CHEYENNE, Wyo. (AP) — A second coalition of environmental groups has filed a federal lawsuit against the U.S. Fish and Wildlife Service claiming it violated the Endangered Species Act by ending federal protections for wolves in Wyoming this fall.
The eight groups filed a lawsuit Tuesday in federal court in Denver. They say Wyoming's management plan classifying wolves as predators that can be shot on sight in most of the state is inadequate.
As of early this week, more than 50 wolves have been killed in Wyoming since the state took over their management Oct. 1. Of that number, Wyoming hunters have killed a few dozen wolves in a designated trophy hunting zone outside Yellowstone National Park, while most of the rest have been killed in other areas of the state where wolves are unprotected.
"The current hunting regulations and wolf management policy in Wyoming that basically leaves wolves vulnerable in 85 percent of the state year-round, I think are almost a dereliction of duty, or a form of negligence on the part of the state in terms of wolf management," said Duane Short, wild species program director at the Biodiversity Conservation Alliance in Laramie.
The groups that filed Tuesday's lawsuit are Alliance for the Wild Rockies, Biodiversity Conservation Alliance, Conservation Congress, Friends of Animals, Friends of the Clearwater, National Wolfwatcher Coalition, Western Watersheds Project and WildEarth Guardians.
Steve Segin, spokesman for the Fish and Wildlife Service in Colorado, said Tuesday the agency had no comment on pending litigation.
Wyoming has committed to maintaining at least 10 breeding pairs of wolves and at least 100 individual animals outside of Yellowstone and the Wind River Indian Reservation, in the central part of the state. Wildlife managers estimated there were roughly 300 wolves outside of Yellowstone, where no hunting is allowed, when the state took over.
Wolves were largely killed off in the West by early last century. The federal government reintroduced wolves to Yellowstone in the mid-1990s. Wyoming has fought for years to gain management of the wolves, which some hunters and ranchers in the state believe take an unacceptable toll on other game and livestock.
Montana and Idaho gained control of their own wolf populations earlier than Wyoming, and both have allowed hunting. Although Congress has acted to bar lawsuits challenging wolf delisting in Montana and Idaho, it hasn't granted Wyoming similar protection.
Tuesday's lawsuit follows a federal suit filed by another coalition earlier this month in Washington, D.C. Both suits seek to force the Fish and Wildlife Service to rescind its transfer of wolf management authority to Wyoming and protect them again under the federal Endangered Species Act.
Both lawsuits also generally charge that Wyoming's approach to wolf management won't allow wolves to expand their numbers substantially beyond the borders of Yellowstone, where hunting is prohibited.

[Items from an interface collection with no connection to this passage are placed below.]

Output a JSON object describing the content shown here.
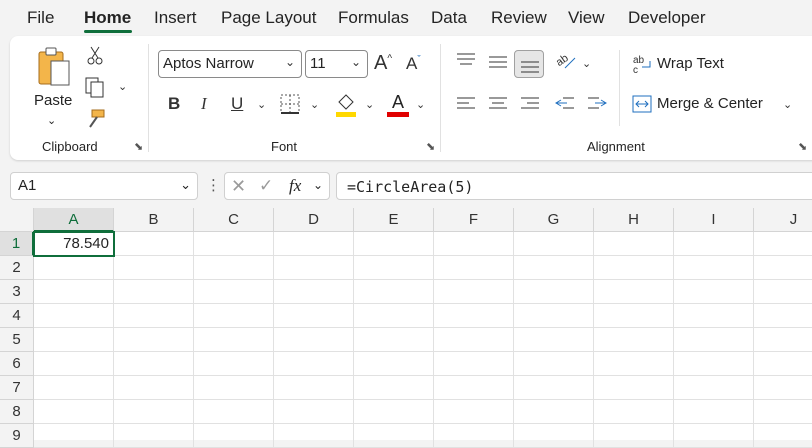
{
  "menu": {
    "tabs": [
      {
        "label": "File"
      },
      {
        "label": "Home"
      },
      {
        "label": "Insert"
      },
      {
        "label": "Page Layout"
      },
      {
        "label": "Formulas"
      },
      {
        "label": "Data"
      },
      {
        "label": "Review"
      },
      {
        "label": "View"
      },
      {
        "label": "Developer"
      }
    ],
    "active_tab": "Home",
    "accent_color": "#0f6e3b"
  },
  "ribbon": {
    "clipboard": {
      "label": "Clipboard",
      "paste_label": "Paste",
      "icons": [
        "paste-icon",
        "cut-icon",
        "copy-icon",
        "format-painter-icon"
      ]
    },
    "font": {
      "label": "Font",
      "font_name": "Aptos Narrow",
      "font_size": "11",
      "bold": "B",
      "italic": "I",
      "underline": "U",
      "grow": "A",
      "shrink": "A",
      "font_color": "A",
      "highlight_color": "#ffd800",
      "font_color_value": "#e00000"
    },
    "alignment": {
      "label": "Alignment",
      "wrap_text": "Wrap Text",
      "merge_center": "Merge & Center"
    }
  },
  "formula_bar": {
    "name_box": "A1",
    "formula": "=CircleArea(5)",
    "fx": "fx"
  },
  "sheet": {
    "columns": [
      "A",
      "B",
      "C",
      "D",
      "E",
      "F",
      "G",
      "H",
      "I",
      "J"
    ],
    "rows": [
      "1",
      "2",
      "3",
      "4",
      "5",
      "6",
      "7",
      "8",
      "9"
    ],
    "active_cell": "A1",
    "cells": {
      "A1": "78.540"
    }
  }
}
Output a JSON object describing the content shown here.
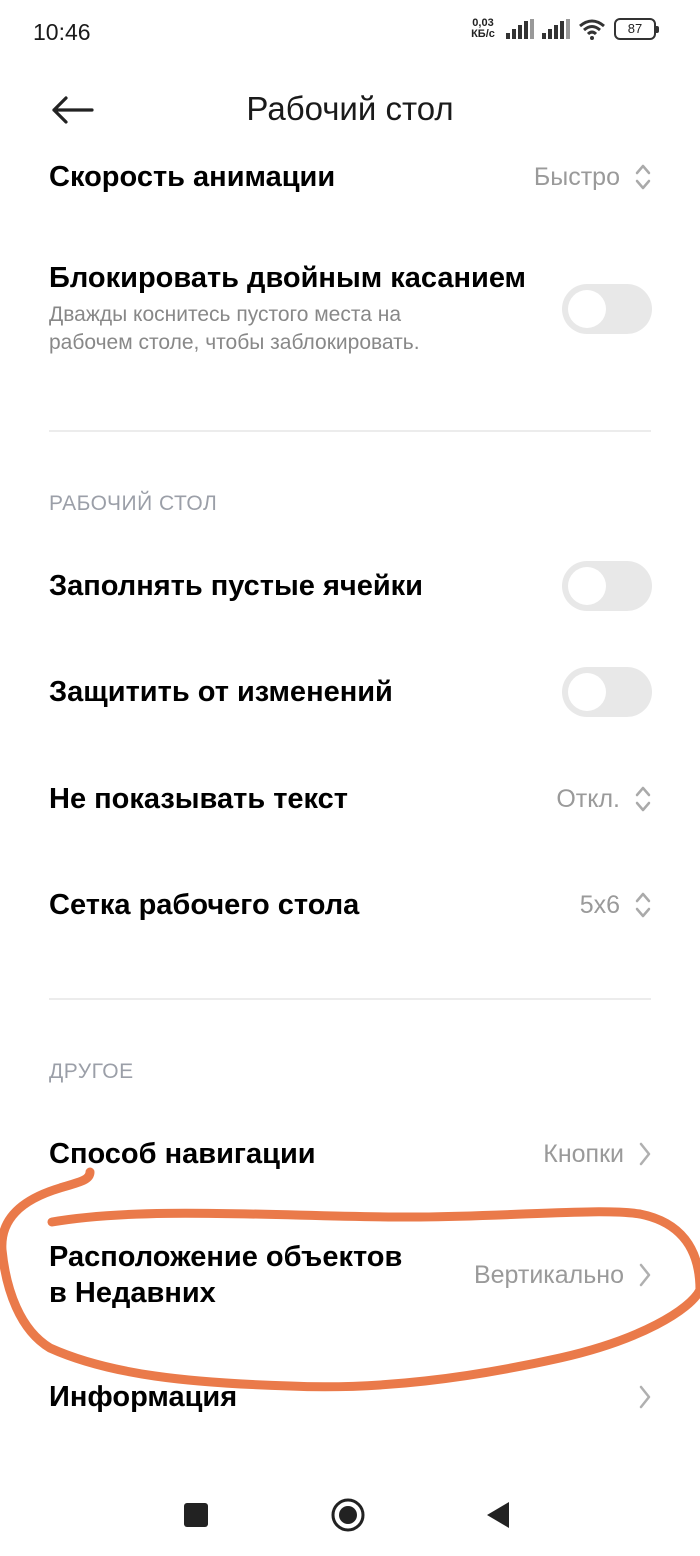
{
  "status_bar": {
    "time": "10:46",
    "net_speed_value": "0,03",
    "net_speed_unit": "КБ/с",
    "battery": "87"
  },
  "header": {
    "title": "Рабочий стол"
  },
  "settings": {
    "animation_speed": {
      "label": "Скорость анимации",
      "value": "Быстро"
    },
    "double_tap_lock": {
      "label": "Блокировать двойным касанием",
      "description_line1": "Дважды коснитесь пустого места на",
      "description_line2": "рабочем столе, чтобы заблокировать.",
      "enabled": false
    },
    "section_desktop": "РАБОЧИЙ СТОЛ",
    "fill_empty_cells": {
      "label": "Заполнять пустые ячейки",
      "enabled": false
    },
    "protect_changes": {
      "label": "Защитить от изменений",
      "enabled": false
    },
    "hide_text": {
      "label": "Не показывать текст",
      "value": "Откл."
    },
    "desktop_grid": {
      "label": "Сетка рабочего стола",
      "value": "5x6"
    },
    "section_other": "ДРУГОЕ",
    "navigation_method": {
      "label": "Способ навигации",
      "value": "Кнопки"
    },
    "recents_layout": {
      "label_line1": "Расположение объектов",
      "label_line2": "в Недавних",
      "value": "Вертикально"
    },
    "info": {
      "label": "Информация"
    }
  },
  "colors": {
    "annotation_stroke": "#ea7a4a",
    "toggle_off": "#e8e8e8",
    "secondary_text": "#9a9a9a"
  },
  "icons": {
    "back": "arrow-left-icon",
    "selector": "up-down-chevron-icon",
    "chevron": "chevron-right-icon",
    "nav_recents": "square-icon",
    "nav_home": "circle-icon",
    "nav_back": "triangle-left-icon"
  }
}
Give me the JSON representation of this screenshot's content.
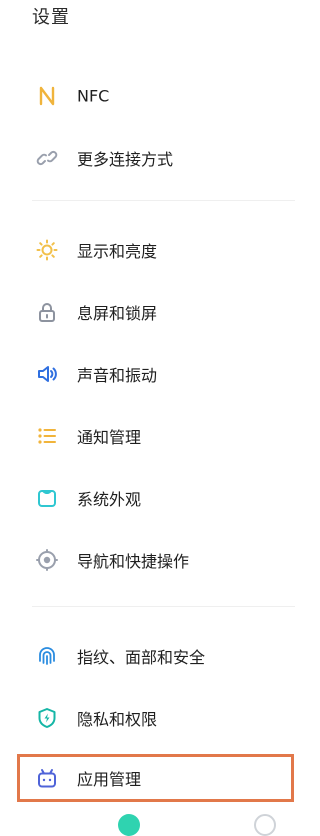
{
  "page": {
    "title": "设置"
  },
  "groups": [
    {
      "items": [
        {
          "id": "nfc",
          "label": "NFC",
          "icon": "nfc-icon"
        },
        {
          "id": "more-connections",
          "label": "更多连接方式",
          "icon": "link-icon"
        }
      ]
    },
    {
      "items": [
        {
          "id": "display",
          "label": "显示和亮度",
          "icon": "brightness-icon"
        },
        {
          "id": "lock-screen",
          "label": "息屏和锁屏",
          "icon": "lock-icon"
        },
        {
          "id": "sound",
          "label": "声音和振动",
          "icon": "speaker-icon"
        },
        {
          "id": "notifications",
          "label": "通知管理",
          "icon": "list-icon"
        },
        {
          "id": "appearance",
          "label": "系统外观",
          "icon": "theme-icon"
        },
        {
          "id": "navigation",
          "label": "导航和快捷操作",
          "icon": "navigation-icon"
        }
      ]
    },
    {
      "items": [
        {
          "id": "security",
          "label": "指纹、面部和安全",
          "icon": "fingerprint-icon"
        },
        {
          "id": "privacy",
          "label": "隐私和权限",
          "icon": "shield-icon"
        },
        {
          "id": "app-management",
          "label": "应用管理",
          "icon": "app-icon"
        }
      ]
    }
  ],
  "colors": {
    "highlight": "#e2784a",
    "nfc": "#f0b43c",
    "link": "#9aa0ad",
    "brightness": "#f2c04a",
    "lock": "#8d939f",
    "speaker": "#2f6fe0",
    "list": "#f1b43b",
    "theme": "#2fc7d1",
    "navigation": "#9aa0ad",
    "fingerprint": "#2a8ce0",
    "shield": "#15b6a6",
    "app": "#4f63d8"
  }
}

The groups maintain that the Wyoming wolves won't be free to mingle with other wolf populations, making their prospects for long term survival dim.
"After delisting, the wolf population will no longer be growing and will likely be reduced to a lower level," the lawsuit filed Tuesday claims. "State management will also likely result in higher mortality rates for both dispersing wolves and resident wolves."
The federal government has sought to have the first lawsuit filed in Washington, D.C., this month moved to Wyoming. In papers filed last week, lawyers for Fish and Wildlife Service say a Wyoming court would be more appropriate in hearing the case.
Wyoming Gov. Matt Mead has said he's confident the state's plan offers adequate protection for wolves. He has emphasized that after pushing for years to get state control of wolves, the state has no interest in seeing the population fall low enough to trigger a return to federal control.
Renny MacKay, spokesman for Mead, said Tuesday the governor believes both lawsuits challenging wolf delisting should be filed in Wyoming.
"This lawsuit really is about Wyoming and what happens in Wyoming and the lawsuit, the arguments and the decision should take place in Wyoming, not in Washington, D.C., or Denver, Colo.," MacKay said Tuesday.